HELD WITHOUT CHARGE OR TRIAL :

H. O' Neill , 9 California Street , Belfast .
P.E. Davey , 8 Upton Street , Belfast .
J.J. Martin , 11 Kildare Street , Belfast .
J. Sullivan , 13 Ward Street , Belfast .
James McParland , 63 Ballymurphy Road , Belfast .
Séan McParland , 63 Ballymurphy Road , Belfast .
G. Maguire , 50 Alexandra Street West , Belfast .
Dominic Adams , 8 Varna Street , Belfast .
James Drumm , 12 Glassmullin Gardens , Belfast .
S. Gibson , 127 McDonnel Street , Belfast .
Séan McNally , 14 Glenview Street , Belfast .
Jimmy Steele , 20 Clondara Street , Belfast .
P.J. Larkin , 126 Ardilea Street , Belfast .
Frank Maguire , Main Street , Lisnaskea , County Fermanagh .
M. O' Reilly , Coa , Ballinamallard , County Fermanagh .
Leo McCormack , Dublin
(After four years sentence) .
G. Higginbotham , Dublin .

(Next : a list of those 'Detained For Possible Trial')
(MORE LATER).



ECONOMY IN CRISIS - An Historical Perspective.......
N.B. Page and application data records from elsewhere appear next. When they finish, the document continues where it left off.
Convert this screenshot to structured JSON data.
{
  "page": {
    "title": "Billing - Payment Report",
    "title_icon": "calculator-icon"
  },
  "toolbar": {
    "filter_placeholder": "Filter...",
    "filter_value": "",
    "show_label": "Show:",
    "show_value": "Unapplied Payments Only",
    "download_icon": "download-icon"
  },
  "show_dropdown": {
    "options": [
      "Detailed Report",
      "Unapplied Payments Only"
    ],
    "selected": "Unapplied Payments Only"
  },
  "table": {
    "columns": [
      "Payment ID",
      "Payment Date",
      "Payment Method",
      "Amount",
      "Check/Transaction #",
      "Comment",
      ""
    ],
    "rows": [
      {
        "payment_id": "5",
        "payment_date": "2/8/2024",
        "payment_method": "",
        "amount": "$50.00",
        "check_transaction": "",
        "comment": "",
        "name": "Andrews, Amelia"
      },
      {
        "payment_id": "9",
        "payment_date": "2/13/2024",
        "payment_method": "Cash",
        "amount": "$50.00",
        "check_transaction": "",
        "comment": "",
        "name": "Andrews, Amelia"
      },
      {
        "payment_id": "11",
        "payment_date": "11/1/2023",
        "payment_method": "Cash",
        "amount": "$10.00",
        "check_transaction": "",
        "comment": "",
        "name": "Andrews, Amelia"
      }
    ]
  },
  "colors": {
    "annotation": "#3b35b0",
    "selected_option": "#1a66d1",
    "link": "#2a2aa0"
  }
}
By any standards the economy of Ireland , North and South , can be described as being in a sorry mess with crisis , recession and imminent bankruptcy the most constant themes of economic discussion , intermittently over the last decade and ceaselessly in the last three years . In this article , Peter Graham surveys the factors which have produced this economy , and the historical role of foreign and native Irish capital.

From 'IRIS' magazine , November 1982.

Once in power , the attention of the 'new ruling class' was not merely concentrated on the oppression of republican militarists : in 1923 the wages of a wide range of workers , from dockers to manufacturing employees , were cut to levels below those of the pre-1913 lock-out . In the North , the new unionist administration followed suit .

The trade union movement throughout Ireland was effectively attacked to the extent that , within five years of the establishment of the two partitionist states , its membership was reduced by one third , social welfare considerations were given the minimal attention and social conditions in general enforced a solution to unemployment in the thousands who emigrated throughout the 1920's .

The world depression of 1929 saw a major slump in the North of Ireland's export industries , particularly the biggest ship-building and linen firms . The Free State situation was not as seriously affected initially , being agriculture-based , and prices generally holding up . But the agricultural economy itself had remained stagnant since the foundation of the Free State (and was to remain so for decades) .......
(MORE LATER).




DIVIS FLATS : Building Towards A Demolition Campaign .......
Divis Flats , at the bottom of the Falls Road in West Belfast , have acquired a reputation for 'trouble' - of all kinds - and social deprivation ever since they were built in the 1960's . They have also endured some of the severest British repression meted out during the past 14 years , and replied with some of the fiercest resistance . Local resident and community activist Jim Faulkner examines the new resurgence of morale in the flats complex and the prospects it faces in its biggest battle yet - for total demolition .
From 'IRIS' magazine , November 1983 .

The 'street-party' success of the Divis Residents' Association was short-lived , its main problem being that it failed to attract the active participation of a representative cross-section of the Divis community and focussed largely on the personality and leadership of Fr. Pat Buckley himself , and when he was transferred to another parish early this year (1983) the Divis Residents' Association became very much a shepherdless flock .

The activities engaged in by the Association in its heyday were essentially geared towards a restoration of morale but had no lasting effect , and its AGM in the autumn of 1982 attracted only a handful of Fr. Buckley's helpers .

However , developments outlined in this article which have taken place since the elections augur well for the group's future , with this year's AGM approaching and the likelihood of a more broadly-based committee of residents being elected.......
(MORE LATER).